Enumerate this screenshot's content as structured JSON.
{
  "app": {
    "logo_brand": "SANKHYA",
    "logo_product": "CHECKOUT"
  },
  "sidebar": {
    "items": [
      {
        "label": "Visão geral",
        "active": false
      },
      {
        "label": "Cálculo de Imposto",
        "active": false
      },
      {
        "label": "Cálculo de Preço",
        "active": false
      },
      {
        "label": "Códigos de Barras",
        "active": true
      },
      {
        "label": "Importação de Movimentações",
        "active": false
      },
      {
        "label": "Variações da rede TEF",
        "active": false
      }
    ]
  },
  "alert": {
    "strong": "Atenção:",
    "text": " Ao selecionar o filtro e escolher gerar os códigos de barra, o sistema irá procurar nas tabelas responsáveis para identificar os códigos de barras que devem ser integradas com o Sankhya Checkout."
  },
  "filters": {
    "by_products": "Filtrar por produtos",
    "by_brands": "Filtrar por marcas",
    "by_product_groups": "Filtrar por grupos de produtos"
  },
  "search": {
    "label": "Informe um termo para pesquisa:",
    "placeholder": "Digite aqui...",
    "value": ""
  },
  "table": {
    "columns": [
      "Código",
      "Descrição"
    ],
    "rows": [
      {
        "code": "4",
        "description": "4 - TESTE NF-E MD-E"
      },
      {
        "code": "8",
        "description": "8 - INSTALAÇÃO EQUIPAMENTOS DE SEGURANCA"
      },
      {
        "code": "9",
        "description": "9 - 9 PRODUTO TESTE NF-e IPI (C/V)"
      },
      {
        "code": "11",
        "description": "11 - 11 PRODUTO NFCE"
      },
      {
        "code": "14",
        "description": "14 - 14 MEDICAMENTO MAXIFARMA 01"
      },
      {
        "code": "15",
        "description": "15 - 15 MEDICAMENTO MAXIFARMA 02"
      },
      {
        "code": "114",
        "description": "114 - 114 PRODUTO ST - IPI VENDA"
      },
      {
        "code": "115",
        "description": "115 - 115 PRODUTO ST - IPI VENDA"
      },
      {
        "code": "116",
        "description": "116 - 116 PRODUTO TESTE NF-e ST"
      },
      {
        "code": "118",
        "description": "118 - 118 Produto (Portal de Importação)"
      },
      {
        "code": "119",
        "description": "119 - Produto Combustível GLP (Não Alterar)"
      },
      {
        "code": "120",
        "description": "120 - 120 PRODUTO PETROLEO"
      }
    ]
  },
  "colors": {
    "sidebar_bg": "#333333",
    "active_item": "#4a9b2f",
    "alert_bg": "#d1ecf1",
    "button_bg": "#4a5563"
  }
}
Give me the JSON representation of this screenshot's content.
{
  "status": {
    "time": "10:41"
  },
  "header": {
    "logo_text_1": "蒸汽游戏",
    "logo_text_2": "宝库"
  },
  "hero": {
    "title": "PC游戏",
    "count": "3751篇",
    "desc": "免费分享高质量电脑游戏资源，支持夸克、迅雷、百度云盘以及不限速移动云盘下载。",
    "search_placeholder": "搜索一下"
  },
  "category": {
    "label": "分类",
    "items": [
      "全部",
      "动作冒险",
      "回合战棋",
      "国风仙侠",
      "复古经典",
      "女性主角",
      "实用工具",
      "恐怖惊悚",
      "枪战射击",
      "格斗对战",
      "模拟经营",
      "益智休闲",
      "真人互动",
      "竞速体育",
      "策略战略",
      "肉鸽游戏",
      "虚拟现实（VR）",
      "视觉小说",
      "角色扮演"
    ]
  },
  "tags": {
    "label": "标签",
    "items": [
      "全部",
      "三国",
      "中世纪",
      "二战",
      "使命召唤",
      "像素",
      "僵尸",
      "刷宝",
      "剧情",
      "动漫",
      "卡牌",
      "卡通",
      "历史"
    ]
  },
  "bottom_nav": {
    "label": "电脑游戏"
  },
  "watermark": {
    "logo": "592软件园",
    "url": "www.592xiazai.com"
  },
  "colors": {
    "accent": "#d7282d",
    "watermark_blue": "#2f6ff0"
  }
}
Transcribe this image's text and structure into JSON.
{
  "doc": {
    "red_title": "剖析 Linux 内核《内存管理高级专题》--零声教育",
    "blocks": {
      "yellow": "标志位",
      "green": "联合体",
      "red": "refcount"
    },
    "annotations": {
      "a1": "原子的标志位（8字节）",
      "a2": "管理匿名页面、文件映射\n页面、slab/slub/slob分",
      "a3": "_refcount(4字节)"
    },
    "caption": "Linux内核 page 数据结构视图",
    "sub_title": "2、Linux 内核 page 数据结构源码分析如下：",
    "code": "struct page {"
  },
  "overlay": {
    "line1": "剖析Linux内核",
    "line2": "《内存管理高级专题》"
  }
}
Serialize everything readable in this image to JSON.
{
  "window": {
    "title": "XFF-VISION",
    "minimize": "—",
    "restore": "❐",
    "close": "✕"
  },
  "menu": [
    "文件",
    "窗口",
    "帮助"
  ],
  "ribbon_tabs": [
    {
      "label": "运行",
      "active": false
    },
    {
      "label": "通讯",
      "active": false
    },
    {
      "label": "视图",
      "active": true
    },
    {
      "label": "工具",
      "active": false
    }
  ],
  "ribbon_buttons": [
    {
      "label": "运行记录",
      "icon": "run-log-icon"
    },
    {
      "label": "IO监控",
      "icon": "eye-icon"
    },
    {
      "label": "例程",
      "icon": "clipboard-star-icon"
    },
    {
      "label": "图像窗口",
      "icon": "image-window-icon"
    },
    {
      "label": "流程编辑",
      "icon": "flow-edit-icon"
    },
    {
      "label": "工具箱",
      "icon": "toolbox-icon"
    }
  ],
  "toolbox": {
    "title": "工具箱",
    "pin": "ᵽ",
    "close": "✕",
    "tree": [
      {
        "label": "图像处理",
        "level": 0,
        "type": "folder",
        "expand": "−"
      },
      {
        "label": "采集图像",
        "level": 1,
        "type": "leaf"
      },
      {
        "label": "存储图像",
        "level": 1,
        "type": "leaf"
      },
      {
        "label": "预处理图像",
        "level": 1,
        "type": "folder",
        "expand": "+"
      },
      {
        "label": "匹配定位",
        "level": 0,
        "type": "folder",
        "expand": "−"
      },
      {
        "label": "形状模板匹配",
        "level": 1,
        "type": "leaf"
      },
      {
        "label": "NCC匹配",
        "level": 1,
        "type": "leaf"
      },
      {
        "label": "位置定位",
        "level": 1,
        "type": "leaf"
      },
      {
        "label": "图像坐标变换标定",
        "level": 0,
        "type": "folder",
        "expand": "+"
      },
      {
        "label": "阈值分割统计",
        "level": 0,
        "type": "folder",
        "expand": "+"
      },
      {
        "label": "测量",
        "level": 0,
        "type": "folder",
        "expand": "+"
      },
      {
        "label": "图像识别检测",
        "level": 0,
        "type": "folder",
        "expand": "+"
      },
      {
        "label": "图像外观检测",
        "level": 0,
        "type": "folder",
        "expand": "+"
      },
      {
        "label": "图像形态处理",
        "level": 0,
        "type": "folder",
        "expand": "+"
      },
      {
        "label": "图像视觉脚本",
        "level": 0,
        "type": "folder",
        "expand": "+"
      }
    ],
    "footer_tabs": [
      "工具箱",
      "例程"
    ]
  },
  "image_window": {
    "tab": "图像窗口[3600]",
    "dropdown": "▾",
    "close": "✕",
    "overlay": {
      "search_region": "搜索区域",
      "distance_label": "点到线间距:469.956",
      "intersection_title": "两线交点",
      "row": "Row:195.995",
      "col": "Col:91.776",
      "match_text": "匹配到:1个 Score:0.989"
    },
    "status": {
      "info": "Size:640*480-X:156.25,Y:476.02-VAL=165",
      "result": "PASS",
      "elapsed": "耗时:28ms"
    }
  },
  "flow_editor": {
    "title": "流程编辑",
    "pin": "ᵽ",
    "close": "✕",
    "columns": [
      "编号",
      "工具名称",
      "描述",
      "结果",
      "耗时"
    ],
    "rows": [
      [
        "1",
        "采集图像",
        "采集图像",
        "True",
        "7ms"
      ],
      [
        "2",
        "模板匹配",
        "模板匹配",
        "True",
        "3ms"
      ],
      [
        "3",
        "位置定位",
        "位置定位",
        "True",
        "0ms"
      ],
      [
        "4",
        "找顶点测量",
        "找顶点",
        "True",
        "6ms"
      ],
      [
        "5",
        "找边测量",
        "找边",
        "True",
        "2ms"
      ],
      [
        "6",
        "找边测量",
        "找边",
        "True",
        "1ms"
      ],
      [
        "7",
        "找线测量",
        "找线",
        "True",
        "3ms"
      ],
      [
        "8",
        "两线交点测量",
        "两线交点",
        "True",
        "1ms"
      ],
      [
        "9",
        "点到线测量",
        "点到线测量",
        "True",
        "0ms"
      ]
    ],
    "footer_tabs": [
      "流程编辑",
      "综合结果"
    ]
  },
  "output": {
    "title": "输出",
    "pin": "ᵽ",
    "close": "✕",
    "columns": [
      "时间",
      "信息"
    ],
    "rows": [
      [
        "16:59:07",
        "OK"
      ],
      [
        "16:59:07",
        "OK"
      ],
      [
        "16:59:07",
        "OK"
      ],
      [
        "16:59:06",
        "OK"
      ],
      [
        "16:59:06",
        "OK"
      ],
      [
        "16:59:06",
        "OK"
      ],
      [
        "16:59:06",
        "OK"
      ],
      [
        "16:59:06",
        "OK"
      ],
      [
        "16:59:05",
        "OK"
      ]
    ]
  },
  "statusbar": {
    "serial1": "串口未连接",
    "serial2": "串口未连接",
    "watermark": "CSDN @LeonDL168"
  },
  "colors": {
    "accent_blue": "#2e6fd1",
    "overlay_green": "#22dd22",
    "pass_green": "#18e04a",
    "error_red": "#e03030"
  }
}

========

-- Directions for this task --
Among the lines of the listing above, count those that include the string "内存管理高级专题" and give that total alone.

-- Exercise result --
2